Children’s services publication statement 15 November 2022
The Health Information and Quality Authority (HIQA) has today published an inspection report on the Child and Family Agency (Tusla’s) foster care services in the Mid-West service area.
HIQA is authorised by the Minister for Children, Equality, Disability, Integration and Youth under Section 69 of the Child Care Act, 1991, as amended by Section 26 of the Child Care (Amendment) Act 2011, to inspect foster care services provided by Tusla and to report on its findings to the Minister, and to inspect services taking care of a child on behalf of Tusla, including non-statutory providers of foster care. HIQA monitors foster care services against the 2003 National Standards for Foster Care.
HIQA conducted a thematic inspection of the foster care service in the Mid-West service area in August 2022. These thematic inspections are primarily focused on assessing the efficacy of governance arrangements across foster care services and the impact these arrangements have for children in receipt of foster care.
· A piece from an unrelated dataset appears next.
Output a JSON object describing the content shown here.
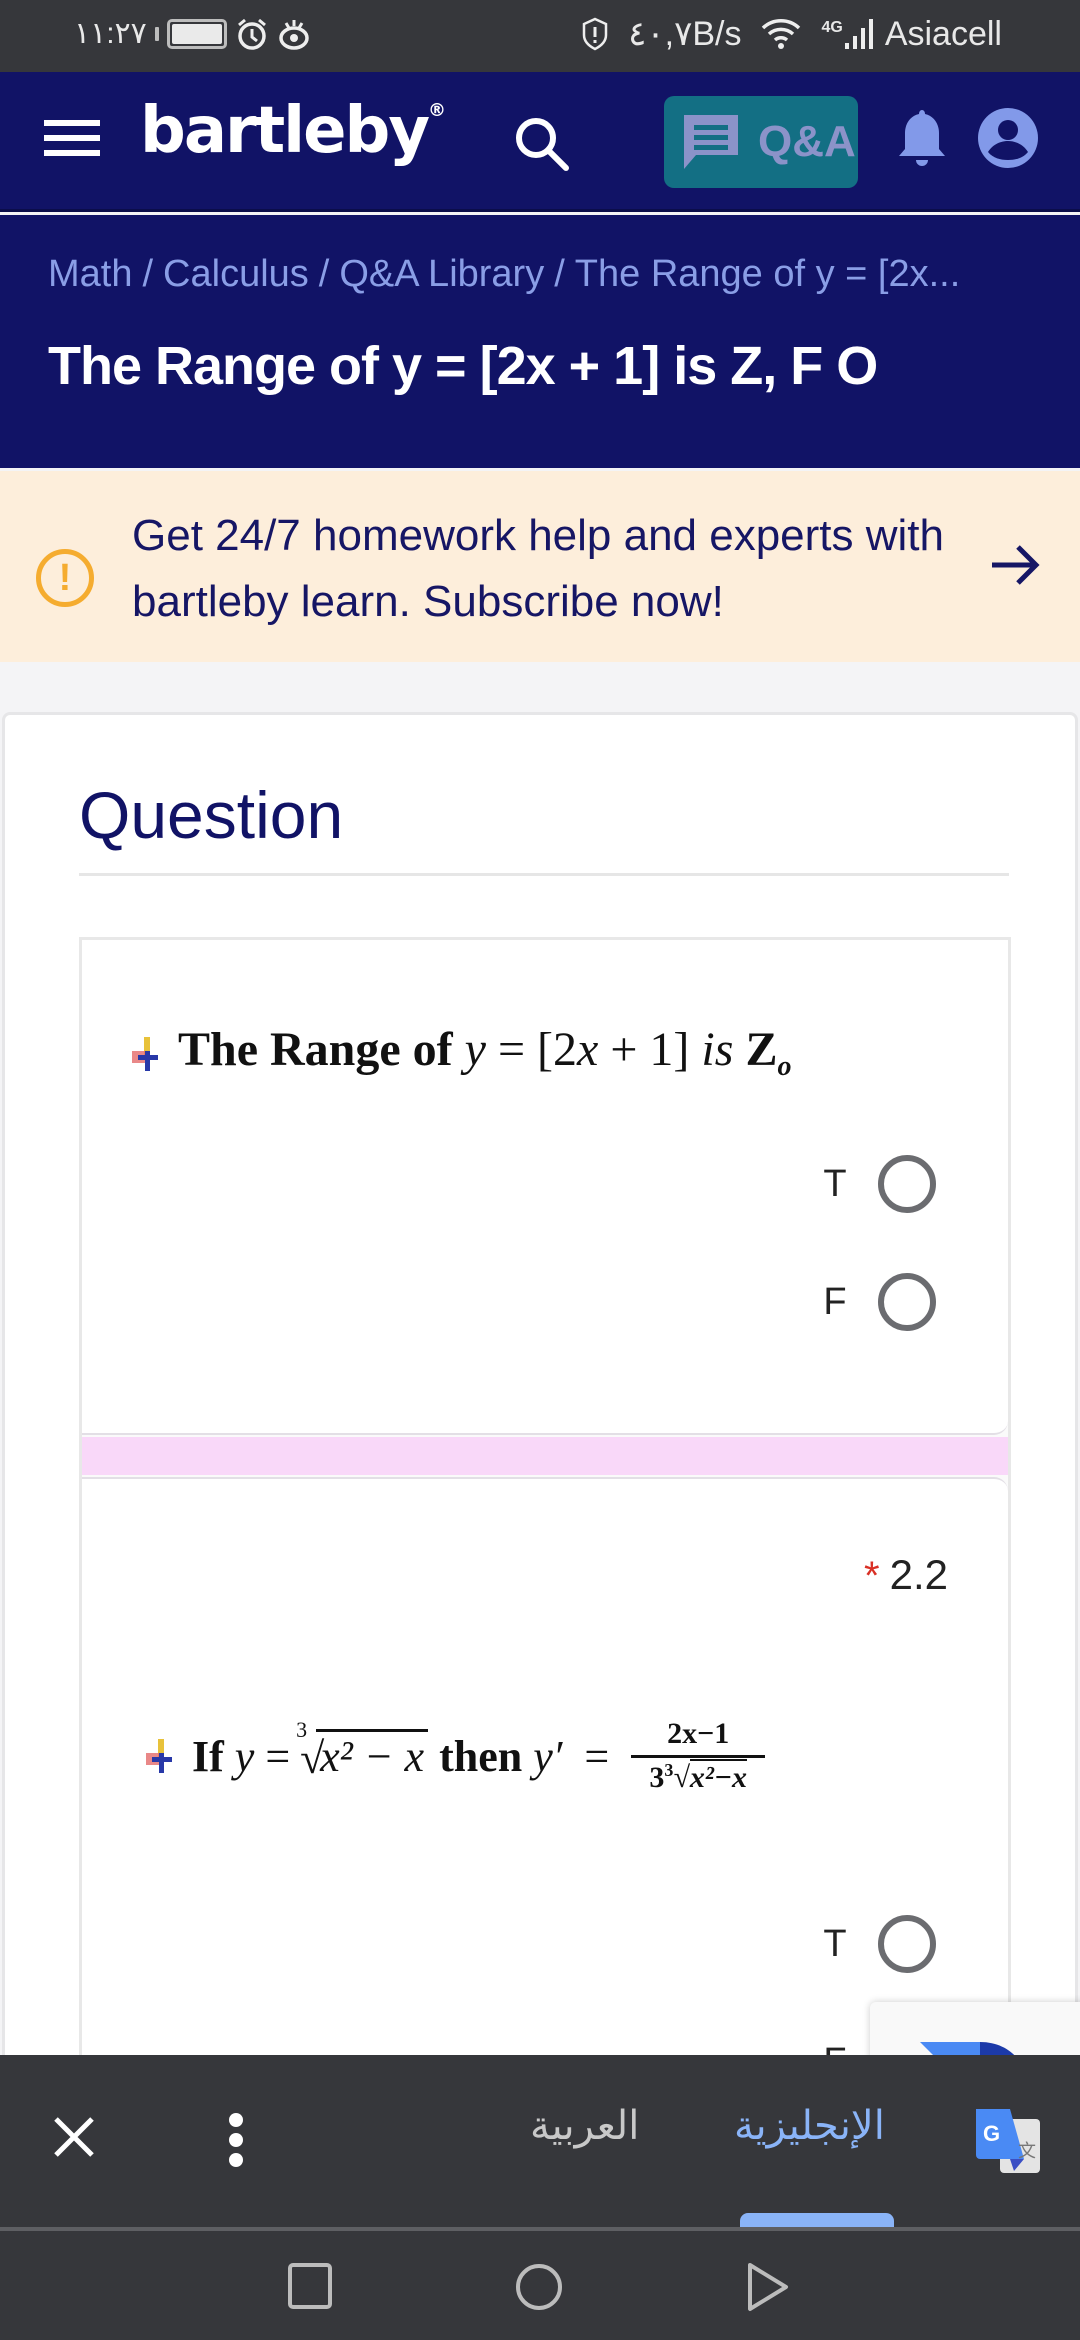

This thematic programme is the third and final phase of a three-phased schedule of inspection programmes monitoring foster care services.
Of the eight standards assessed, four were substantially compliant, and four were moderate non-compliant.
The area had management and governance structures in place to oversee and deliver the foster care service. However, there were significant challenges which impacted upon the quality of the service being provided during the 12 months prior to the inspection. These challenges included high levels of unallocated cases, delays in achieving statutory work within timelines and major staffing deficits. Although the foster care service had improved governance and oversight at the time of the inspection, further improvements were required to ensure a safe and consistent service was provided to all children.
There was an effective management team in place who were driven to provide a high-quality service and who were taking action to address deficits. Communication systems were strong which supported oversight of the service. Managers worked hard to retain their staff. Staff who met inspectors described good mechanisms of support, such as informal and formal supervision, as well as planned wellbeing initiatives and opportunities for reflective practice and learning.
Care plans for children with complex needs were child centred and of good quality. Child-in-care reviews showed participation of a range of professionals involved with children. There were good levels of information sharing to ensure accountability for practice and for monitoring the impact of interventions in addressing children’s additional needs.
The availability of foster carers to best serve children’s needs in the area required improvement. The lack of placements had the potential to expose children to placement instability, multiple placements or children being placed in residential care.
There were some delays in managing all representations and complaints, but these did not pose a risk to children’s safety. Effective oversight was in place and staff at all levels had been trained in relation to the management of complaints. The area only tracked complaints made through the Tusla national system, meant that complaints made outside of this system were not captured. Mechanisms to enable children, families and foster carers to provide feedback to the service required improvement.
During this inspection, priority action was required to mitigate one urgent non-compliance, whereby in seven foster care households both children and their foster carers had not been visited in the six months prior to the inspection. Following this inspection, the area completed a satisfactory compliance plan and submitted a provider assurance report in relation to this. The inspection also identified gaps in the management and monitoring of the foster care service relating to areas such as the quality of records.
The inspection report can be found at the link below.